IR35 in Nottingham
What are Contractors?
An independent contractor (also referred to as a freelancer or consultant) is someone self-employed who carries out work for you. Typically, they’ll be contracted in for the specialised knowledge or skills they can provide for a defined period of time to work on a specific project.
What is IR35?
IR35 is the common term for the Intermediaries Legislation which is a tax legislation used to combat a form of tax avoidance whereby individuals are providing services similar to an employee but through a personal service company (their own limited company or partnership).
Some of the criteria used to determine whether someone is ‘inside’ (i.e. caught) or ‘outside’ IR35 is common sense; if you act like and are treated like an employee you should be taxed as one. However, there are a lot of grey areas in the legislation and some points which may seem relatively insignificant can have a major impact. Therefore it’s always best to consult an expert before making any decisions over your IR35 position.
How will your status be determined?
In short, IR35 involves applying three main principles to determine employment status from the Ready Mixed Concrete case. These are known as the principal ‘tests of employment’:
- Control: What degree of control does the client have over what, how, when and where the worker completes the work.
- Substitution: Is personal service by the worker required, or can the worker send a substitute in their place?
- Mutuality of obligation: Mutuality of obligation is a concept where the employer is obliged to offer work, and the worker is obligated to accept it.
Other factors are then taken into account to determine whether you are caught by IR35 including the contract type, whether you are taking a financial risk if you are ‘part and parcel’ of the engager’s organisation, being in business on your own account and provision of equipment.
All of this evidence is taken into account, and if the balance of probabilities is that the worker is an employee then IR35 applies. So, for example, if a worker genuinely has an unfettered right to send a substitute in their place, personal service is not required and IR35 cannot possibly apply. But, relying on that alone can be fraught with danger.
What impact will it have on contractors?
If assessed as inside IR35, contractors will need to pay the same income tax and NICs as if they were employed. However, they still won’t get any employment benefits, like paid holiday or sick leave, from the managing business.
Being assessed as inside IR35 can have a serious financial impact on the contractor and reduce their net income by up to 25%. Even worse, HMRC can go back at least six years and evaluate all contracts within this time to see if the legislation applies. As a result, contractors could end up owing hundreds of thousands of pounds.
As you can understand, many contractors are unhappy about the crack-down in IR35, and it could have a significant impact on the private sector.
Inside IR35 vs outside IR35
Inside IR35 vs outside IR35 comparison

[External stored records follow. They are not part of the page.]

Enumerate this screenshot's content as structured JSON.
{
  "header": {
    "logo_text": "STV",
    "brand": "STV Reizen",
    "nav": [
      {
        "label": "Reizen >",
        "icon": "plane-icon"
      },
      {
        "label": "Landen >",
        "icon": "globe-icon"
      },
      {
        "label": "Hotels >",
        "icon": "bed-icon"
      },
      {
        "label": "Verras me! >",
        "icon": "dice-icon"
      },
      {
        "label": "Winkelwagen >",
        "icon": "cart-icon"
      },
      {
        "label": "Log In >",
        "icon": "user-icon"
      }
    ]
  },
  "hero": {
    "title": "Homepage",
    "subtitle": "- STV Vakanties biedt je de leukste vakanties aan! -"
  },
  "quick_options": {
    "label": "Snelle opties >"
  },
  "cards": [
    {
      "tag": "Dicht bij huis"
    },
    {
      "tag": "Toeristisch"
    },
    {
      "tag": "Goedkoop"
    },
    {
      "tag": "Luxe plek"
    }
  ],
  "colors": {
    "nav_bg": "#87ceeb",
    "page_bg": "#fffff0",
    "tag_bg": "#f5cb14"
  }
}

Your IR35 status has different implications for the tax you pay.
When you’re inside IR35 you:
- are classed as an employee for tax purposes
- need to pay income tax and National Insurance Contributions
- pay this tax by making a ‘deemed payment’ at the end of the tax year
Working out your deemed payment can be complex, so it’s best to speak to your accountant to make sure you get it right.
But if you’re a public sector contractor, your fee payer will work out and pay your tax and NICs on your behalf (this applies to those in the private sector from April 2021 too).
Even though HMRC sees you as an employee for tax purposes when you’re inside IR35, you might not be entitled to employee benefits like holiday pay and sick pay.
When you’re outside IR35 you:
- are self-employed and operate as a proper business
- are responsible for your business’s taxes
- can pay yourself in a tax-efficient way
If you’re outside IR35 you’ll be paid your fee and will be responsible for managing your business’s taxes as normal.
How can Seagrave French help you?
How can Seagrave French help you?
There are many factors to consider in deciding if a contractor is caught by the notorious IR35 legislation.
Fundamental factors to consider:
- The right to get a substitute or helper to do the job;
- Mutuality of obligations.
Other factors to consider:
- Provision of equipment;
- Financial Risk;
- Basis of Payment;
- Opportunity to profit from sound management;
- Part and parcel of the organisation;
- Right of dismissal;
- Employee benefits;
- Intention of the parties;
- Length of engagement.
These are often matters of general employment law and not specific tax legislation. There is an enormous amount of Case Law in this area and the Taxman is not always right. They do not have the final say on whether somebody is caught by IR35 or not. We can argue your case for you.
The cost of employees and employers national insurance if you get it wrong are considerable as well as interest and penalties.
We can review your existing arrangements and give you our opinion on whether it will stand up to attack from the Revenue. We can help draft contracts for services to assist you and advise on how you can maximise your chances.
Whatever your ambitions, we will commit to them wholeheartedly and deliver the premium service you deserve. Get in touch today to book a chat with the experts at Seagrave French.